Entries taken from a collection
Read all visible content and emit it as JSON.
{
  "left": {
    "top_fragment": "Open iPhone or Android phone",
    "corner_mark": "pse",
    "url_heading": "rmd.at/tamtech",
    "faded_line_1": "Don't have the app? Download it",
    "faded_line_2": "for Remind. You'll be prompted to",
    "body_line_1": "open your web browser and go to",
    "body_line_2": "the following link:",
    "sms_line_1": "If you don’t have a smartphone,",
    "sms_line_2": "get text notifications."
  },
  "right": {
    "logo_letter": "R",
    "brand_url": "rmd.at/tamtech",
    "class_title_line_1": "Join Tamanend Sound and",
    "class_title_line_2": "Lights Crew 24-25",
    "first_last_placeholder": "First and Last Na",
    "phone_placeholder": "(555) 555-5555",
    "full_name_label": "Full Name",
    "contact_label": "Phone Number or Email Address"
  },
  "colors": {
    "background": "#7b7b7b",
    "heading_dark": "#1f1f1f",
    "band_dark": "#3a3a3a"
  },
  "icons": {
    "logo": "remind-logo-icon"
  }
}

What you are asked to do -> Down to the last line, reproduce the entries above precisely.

Response area ->
Read all visible content and emit it as JSON.
{
  "left": {
    "top_fragment": "Open iPhone or Android phone",
    "corner_mark": "pse",
    "url_heading": "rmd.at/tamtech",
    "faded_line_1": "Don't have the app? Download it",
    "faded_line_2": "for Remind. You'll be prompted to",
    "body_line_1": "open your web browser and go to",
    "body_line_2": "the following link:",
    "sms_line_1": "If you don’t have a smartphone,",
    "sms_line_2": "get text notifications."
  },
  "right": {
    "logo_letter": "R",
    "brand_url": "rmd.at/tamtech",
    "class_title_line_1": "Join Tamanend Sound and",
    "class_title_line_2": "Lights Crew 24-25",
    "first_last_placeholder": "First and Last Na",
    "phone_placeholder": "(555) 555-5555",
    "full_name_label": "Full Name",
    "contact_label": "Phone Number or Email Address"
  },
  "colors": {
    "background": "#7b7b7b",
    "heading_dark": "#1f1f1f",
    "band_dark": "#3a3a3a"
  },
  "icons": {
    "logo": "remind-logo-icon"
  }
}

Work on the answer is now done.